**AIM OF THE TASK:**
Scan the records below for the string "price" and return every line where it appears.

**SOURCE MATERIAL:**
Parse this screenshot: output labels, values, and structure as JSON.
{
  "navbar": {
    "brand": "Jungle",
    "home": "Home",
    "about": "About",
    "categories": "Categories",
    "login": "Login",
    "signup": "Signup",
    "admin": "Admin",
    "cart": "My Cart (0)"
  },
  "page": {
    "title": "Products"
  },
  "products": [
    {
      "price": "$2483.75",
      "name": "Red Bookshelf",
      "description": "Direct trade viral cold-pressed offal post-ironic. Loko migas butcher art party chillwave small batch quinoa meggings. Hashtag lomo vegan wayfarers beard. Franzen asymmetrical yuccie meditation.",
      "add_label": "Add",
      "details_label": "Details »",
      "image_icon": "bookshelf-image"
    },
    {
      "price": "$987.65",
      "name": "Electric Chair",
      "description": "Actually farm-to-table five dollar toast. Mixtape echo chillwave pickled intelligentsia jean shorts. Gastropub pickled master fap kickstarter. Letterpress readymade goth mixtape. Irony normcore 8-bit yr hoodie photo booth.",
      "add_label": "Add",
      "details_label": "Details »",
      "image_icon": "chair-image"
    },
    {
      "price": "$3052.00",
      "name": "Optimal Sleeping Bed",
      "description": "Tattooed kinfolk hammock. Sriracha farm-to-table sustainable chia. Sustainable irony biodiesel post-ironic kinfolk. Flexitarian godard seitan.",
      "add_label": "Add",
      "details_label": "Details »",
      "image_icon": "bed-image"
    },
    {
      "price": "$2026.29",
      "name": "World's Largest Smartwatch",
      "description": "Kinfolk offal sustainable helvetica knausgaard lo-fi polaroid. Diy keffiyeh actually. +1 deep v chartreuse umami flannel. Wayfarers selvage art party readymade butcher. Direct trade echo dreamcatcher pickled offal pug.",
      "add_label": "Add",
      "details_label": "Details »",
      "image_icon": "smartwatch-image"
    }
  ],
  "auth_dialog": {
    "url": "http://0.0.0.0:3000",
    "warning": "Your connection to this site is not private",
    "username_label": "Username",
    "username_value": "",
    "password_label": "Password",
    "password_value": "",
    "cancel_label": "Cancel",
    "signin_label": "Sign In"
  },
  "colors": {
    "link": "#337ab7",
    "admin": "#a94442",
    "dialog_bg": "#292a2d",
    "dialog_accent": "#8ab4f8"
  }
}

**SOLUTION FOR THIS TASK:**
      "price": "$2483.75",
      "price": "$987.65",
      "price": "$3052.00",
      "price": "$2026.29",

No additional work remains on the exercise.